- ABOUT THIS TASK:
Restate the records below word for word, leaving nothing out.
◆ ◆ ◆
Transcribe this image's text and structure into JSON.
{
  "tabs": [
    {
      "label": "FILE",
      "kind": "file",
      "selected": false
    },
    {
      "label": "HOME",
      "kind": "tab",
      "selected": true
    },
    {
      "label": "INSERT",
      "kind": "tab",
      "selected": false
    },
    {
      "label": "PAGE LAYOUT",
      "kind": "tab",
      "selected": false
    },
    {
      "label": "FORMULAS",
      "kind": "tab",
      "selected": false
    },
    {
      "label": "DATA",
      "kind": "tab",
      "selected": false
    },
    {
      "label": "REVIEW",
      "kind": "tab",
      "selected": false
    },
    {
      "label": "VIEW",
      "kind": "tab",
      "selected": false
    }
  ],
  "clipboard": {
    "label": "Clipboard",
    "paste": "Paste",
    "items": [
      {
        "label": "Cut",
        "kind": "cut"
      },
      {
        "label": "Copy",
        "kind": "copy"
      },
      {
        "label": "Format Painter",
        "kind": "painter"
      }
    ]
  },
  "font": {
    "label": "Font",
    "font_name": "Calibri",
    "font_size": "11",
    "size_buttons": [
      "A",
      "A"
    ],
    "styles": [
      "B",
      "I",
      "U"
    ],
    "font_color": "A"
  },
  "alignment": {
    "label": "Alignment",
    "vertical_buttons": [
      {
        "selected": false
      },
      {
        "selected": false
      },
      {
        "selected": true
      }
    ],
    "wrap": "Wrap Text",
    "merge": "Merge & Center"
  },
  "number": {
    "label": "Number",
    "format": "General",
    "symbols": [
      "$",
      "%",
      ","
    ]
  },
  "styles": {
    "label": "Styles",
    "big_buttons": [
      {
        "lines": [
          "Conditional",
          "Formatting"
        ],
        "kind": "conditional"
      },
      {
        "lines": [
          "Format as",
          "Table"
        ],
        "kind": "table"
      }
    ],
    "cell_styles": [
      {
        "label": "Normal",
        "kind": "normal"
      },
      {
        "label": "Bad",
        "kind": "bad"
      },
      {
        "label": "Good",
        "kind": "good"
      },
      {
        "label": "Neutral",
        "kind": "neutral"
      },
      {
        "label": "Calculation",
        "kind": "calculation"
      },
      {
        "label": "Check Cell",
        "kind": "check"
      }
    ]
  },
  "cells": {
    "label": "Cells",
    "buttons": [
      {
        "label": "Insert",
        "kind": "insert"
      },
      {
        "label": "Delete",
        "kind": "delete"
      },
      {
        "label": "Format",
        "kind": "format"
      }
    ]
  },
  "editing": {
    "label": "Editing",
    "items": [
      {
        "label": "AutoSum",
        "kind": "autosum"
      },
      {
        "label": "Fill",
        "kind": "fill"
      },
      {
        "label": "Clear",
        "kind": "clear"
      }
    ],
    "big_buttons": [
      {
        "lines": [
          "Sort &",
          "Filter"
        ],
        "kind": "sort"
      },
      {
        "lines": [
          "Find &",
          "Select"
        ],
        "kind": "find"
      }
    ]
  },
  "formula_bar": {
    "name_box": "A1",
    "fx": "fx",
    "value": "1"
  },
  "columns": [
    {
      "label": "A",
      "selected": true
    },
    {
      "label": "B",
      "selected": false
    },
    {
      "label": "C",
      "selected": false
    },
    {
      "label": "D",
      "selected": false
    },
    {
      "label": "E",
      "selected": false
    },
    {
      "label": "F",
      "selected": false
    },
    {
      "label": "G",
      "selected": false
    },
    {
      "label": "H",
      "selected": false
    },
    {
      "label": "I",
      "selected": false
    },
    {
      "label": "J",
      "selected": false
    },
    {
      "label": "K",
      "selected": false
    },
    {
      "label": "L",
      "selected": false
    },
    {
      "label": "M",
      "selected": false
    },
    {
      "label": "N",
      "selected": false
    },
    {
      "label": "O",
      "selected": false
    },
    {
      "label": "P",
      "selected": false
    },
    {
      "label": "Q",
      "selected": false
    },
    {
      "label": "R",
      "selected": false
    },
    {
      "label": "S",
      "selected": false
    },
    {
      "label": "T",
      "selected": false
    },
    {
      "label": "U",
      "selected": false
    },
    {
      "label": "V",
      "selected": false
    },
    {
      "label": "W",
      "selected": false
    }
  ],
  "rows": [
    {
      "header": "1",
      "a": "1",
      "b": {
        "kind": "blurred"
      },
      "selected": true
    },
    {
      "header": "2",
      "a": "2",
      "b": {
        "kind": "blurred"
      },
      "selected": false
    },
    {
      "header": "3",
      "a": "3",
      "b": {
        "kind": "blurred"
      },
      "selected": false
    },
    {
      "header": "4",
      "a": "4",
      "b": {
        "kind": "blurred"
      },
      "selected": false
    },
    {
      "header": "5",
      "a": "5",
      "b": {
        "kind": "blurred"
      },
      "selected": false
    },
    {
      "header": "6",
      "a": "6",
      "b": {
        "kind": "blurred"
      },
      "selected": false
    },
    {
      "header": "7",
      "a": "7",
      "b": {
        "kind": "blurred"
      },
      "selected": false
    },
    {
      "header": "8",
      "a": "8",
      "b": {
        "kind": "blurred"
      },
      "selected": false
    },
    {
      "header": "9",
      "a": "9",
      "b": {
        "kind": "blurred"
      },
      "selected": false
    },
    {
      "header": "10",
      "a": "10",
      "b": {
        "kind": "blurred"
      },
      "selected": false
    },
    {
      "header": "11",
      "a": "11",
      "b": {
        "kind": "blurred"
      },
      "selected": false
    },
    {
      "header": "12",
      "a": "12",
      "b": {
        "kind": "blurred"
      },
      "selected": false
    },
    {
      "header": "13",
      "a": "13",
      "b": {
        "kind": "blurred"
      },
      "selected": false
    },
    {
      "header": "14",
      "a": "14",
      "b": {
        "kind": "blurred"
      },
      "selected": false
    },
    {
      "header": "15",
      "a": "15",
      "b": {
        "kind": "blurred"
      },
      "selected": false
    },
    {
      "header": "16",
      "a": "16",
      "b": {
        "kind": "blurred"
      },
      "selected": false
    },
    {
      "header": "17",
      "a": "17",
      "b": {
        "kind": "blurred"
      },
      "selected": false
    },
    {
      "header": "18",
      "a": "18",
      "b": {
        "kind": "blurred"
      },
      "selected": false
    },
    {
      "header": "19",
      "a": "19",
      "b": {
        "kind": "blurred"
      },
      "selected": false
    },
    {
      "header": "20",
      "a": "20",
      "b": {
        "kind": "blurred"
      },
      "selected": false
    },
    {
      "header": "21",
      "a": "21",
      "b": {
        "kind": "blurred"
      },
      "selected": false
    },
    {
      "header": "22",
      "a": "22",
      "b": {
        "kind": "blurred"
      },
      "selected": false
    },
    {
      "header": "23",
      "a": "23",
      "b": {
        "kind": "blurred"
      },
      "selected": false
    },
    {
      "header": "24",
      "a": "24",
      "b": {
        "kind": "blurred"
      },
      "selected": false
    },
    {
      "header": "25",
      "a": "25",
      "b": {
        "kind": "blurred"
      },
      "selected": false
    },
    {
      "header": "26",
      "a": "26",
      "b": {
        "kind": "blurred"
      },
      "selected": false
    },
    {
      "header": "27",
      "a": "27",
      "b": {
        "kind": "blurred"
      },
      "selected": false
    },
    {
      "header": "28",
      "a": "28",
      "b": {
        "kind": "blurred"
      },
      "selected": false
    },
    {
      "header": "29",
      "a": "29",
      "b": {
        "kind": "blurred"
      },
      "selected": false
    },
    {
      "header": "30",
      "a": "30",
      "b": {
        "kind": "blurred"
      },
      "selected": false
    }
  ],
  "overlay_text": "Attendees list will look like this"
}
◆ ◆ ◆
- SOLVED EXERCISE:
Transcribe this image's text and structure into JSON.
{
  "tabs": [
    {
      "label": "FILE",
      "kind": "file",
      "selected": false
    },
    {
      "label": "HOME",
      "kind": "tab",
      "selected": true
    },
    {
      "label": "INSERT",
      "kind": "tab",
      "selected": false
    },
    {
      "label": "PAGE LAYOUT",
      "kind": "tab",
      "selected": false
    },
    {
      "label": "FORMULAS",
      "kind": "tab",
      "selected": false
    },
    {
      "label": "DATA",
      "kind": "tab",
      "selected": false
    },
    {
      "label": "REVIEW",
      "kind": "tab",
      "selected": false
    },
    {
      "label": "VIEW",
      "kind": "tab",
      "selected": false
    }
  ],
  "clipboard": {
    "label": "Clipboard",
    "paste": "Paste",
    "items": [
      {
        "label": "Cut",
        "kind": "cut"
      },
      {
        "label": "Copy",
        "kind": "copy"
      },
      {
        "label": "Format Painter",
        "kind": "painter"
      }
    ]
  },
  "font": {
    "label": "Font",
    "font_name": "Calibri",
    "font_size": "11",
    "size_buttons": [
      "A",
      "A"
    ],
    "styles": [
      "B",
      "I",
      "U"
    ],
    "font_color": "A"
  },
  "alignment": {
    "label": "Alignment",
    "vertical_buttons": [
      {
        "selected": false
      },
      {
        "selected": false
      },
      {
        "selected": true
      }
    ],
    "wrap": "Wrap Text",
    "merge": "Merge & Center"
  },
  "number": {
    "label": "Number",
    "format": "General",
    "symbols": [
      "$",
      "%",
      ","
    ]
  },
  "styles": {
    "label": "Styles",
    "big_buttons": [
      {
        "lines": [
          "Conditional",
          "Formatting"
        ],
        "kind": "conditional"
      },
      {
        "lines": [
          "Format as",
          "Table"
        ],
        "kind": "table"
      }
    ],
    "cell_styles": [
      {
        "label": "Normal",
        "kind": "normal"
      },
      {
        "label": "Bad",
        "kind": "bad"
      },
      {
        "label": "Good",
        "kind": "good"
      },
      {
        "label": "Neutral",
        "kind": "neutral"
      },
      {
        "label": "Calculation",
        "kind": "calculation"
      },
      {
        "label": "Check Cell",
        "kind": "check"
      }
    ]
  },
  "cells": {
    "label": "Cells",
    "buttons": [
      {
        "label": "Insert",
        "kind": "insert"
      },
      {
        "label": "Delete",
        "kind": "delete"
      },
      {
        "label": "Format",
        "kind": "format"
      }
    ]
  },
  "editing": {
    "label": "Editing",
    "items": [
      {
        "label": "AutoSum",
        "kind": "autosum"
      },
      {
        "label": "Fill",
        "kind": "fill"
      },
      {
        "label": "Clear",
        "kind": "clear"
      }
    ],
    "big_buttons": [
      {
        "lines": [
          "Sort &",
          "Filter"
        ],
        "kind": "sort"
      },
      {
        "lines": [
          "Find &",
          "Select"
        ],
        "kind": "find"
      }
    ]
  },
  "formula_bar": {
    "name_box": "A1",
    "fx": "fx",
    "value": "1"
  },
  "columns": [
    {
      "label": "A",
      "selected": true
    },
    {
      "label": "B",
      "selected": false
    },
    {
      "label": "C",
      "selected": false
    },
    {
      "label": "D",
      "selected": false
    },
    {
      "label": "E",
      "selected": false
    },
    {
      "label": "F",
      "selected": false
    },
    {
      "label": "G",
      "selected": false
    },
    {
      "label": "H",
      "selected": false
    },
    {
      "label": "I",
      "selected": false
    },
    {
      "label": "J",
      "selected": false
    },
    {
      "label": "K",
      "selected": false
    },
    {
      "label": "L",
      "selected": false
    },
    {
      "label": "M",
      "selected": false
    },
    {
      "label": "N",
      "selected": false
    },
    {
      "label": "O",
      "selected": false
    },
    {
      "label": "P",
      "selected": false
    },
    {
      "label": "Q",
      "selected": false
    },
    {
      "label": "R",
      "selected": false
    },
    {
      "label": "S",
      "selected": false
    },
    {
      "label": "T",
      "selected": false
    },
    {
      "label": "U",
      "selected": false
    },
    {
      "label": "V",
      "selected": false
    },
    {
      "label": "W",
      "selected": false
    }
  ],
  "rows": [
    {
      "header": "1",
      "a": "1",
      "b": {
        "kind": "blurred"
      },
      "selected": true
    },
    {
      "header": "2",
      "a": "2",
      "b": {
        "kind": "blurred"
      },
      "selected": false
    },
    {
      "header": "3",
      "a": "3",
      "b": {
        "kind": "blurred"
      },
      "selected": false
    },
    {
      "header": "4",
      "a": "4",
      "b": {
        "kind": "blurred"
      },
      "selected": false
    },
    {
      "header": "5",
      "a": "5",
      "b": {
        "kind": "blurred"
      },
      "selected": false
    },
    {
      "header": "6",
      "a": "6",
      "b": {
        "kind": "blurred"
      },
      "selected": false
    },
    {
      "header": "7",
      "a": "7",
      "b": {
        "kind": "blurred"
      },
      "selected": false
    },
    {
      "header": "8",
      "a": "8",
      "b": {
        "kind": "blurred"
      },
      "selected": false
    },
    {
      "header": "9",
      "a": "9",
      "b": {
        "kind": "blurred"
      },
      "selected": false
    },
    {
      "header": "10",
      "a": "10",
      "b": {
        "kind": "blurred"
      },
      "selected": false
    },
    {
      "header": "11",
      "a": "11",
      "b": {
        "kind": "blurred"
      },
      "selected": false
    },
    {
      "header": "12",
      "a": "12",
      "b": {
        "kind": "blurred"
      },
      "selected": false
    },
    {
      "header": "13",
      "a": "13",
      "b": {
        "kind": "blurred"
      },
      "selected": false
    },
    {
      "header": "14",
      "a": "14",
      "b": {
        "kind": "blurred"
      },
      "selected": false
    },
    {
      "header": "15",
      "a": "15",
      "b": {
        "kind": "blurred"
      },
      "selected": false
    },
    {
      "header": "16",
      "a": "16",
      "b": {
        "kind": "blurred"
      },
      "selected": false
    },
    {
      "header": "17",
      "a": "17",
      "b": {
        "kind": "blurred"
      },
      "selected": false
    },
    {
      "header": "18",
      "a": "18",
      "b": {
        "kind": "blurred"
      },
      "selected": false
    },
    {
      "header": "19",
      "a": "19",
      "b": {
        "kind": "blurred"
      },
      "selected": false
    },
    {
      "header": "20",
      "a": "20",
      "b": {
        "kind": "blurred"
      },
      "selected": false
    },
    {
      "header": "21",
      "a": "21",
      "b": {
        "kind": "blurred"
      },
      "selected": false
    },
    {
      "header": "22",
      "a": "22",
      "b": {
        "kind": "blurred"
      },
      "selected": false
    },
    {
      "header": "23",
      "a": "23",
      "b": {
        "kind": "blurred"
      },
      "selected": false
    },
    {
      "header": "24",
      "a": "24",
      "b": {
        "kind": "blurred"
      },
      "selected": false
    },
    {
      "header": "25",
      "a": "25",
      "b": {
        "kind": "blurred"
      },
      "selected": false
    },
    {
      "header": "26",
      "a": "26",
      "b": {
        "kind": "blurred"
      },
      "selected": false
    },
    {
      "header": "27",
      "a": "27",
      "b": {
        "kind": "blurred"
      },
      "selected": false
    },
    {
      "header": "28",
      "a": "28",
      "b": {
        "kind": "blurred"
      },
      "selected": false
    },
    {
      "header": "29",
      "a": "29",
      "b": {
        "kind": "blurred"
      },
      "selected": false
    },
    {
      "header": "30",
      "a": "30",
      "b": {
        "kind": "blurred"
      },
      "selected": false
    }
  ],
  "overlay_text": "Attendees list will look like this"
}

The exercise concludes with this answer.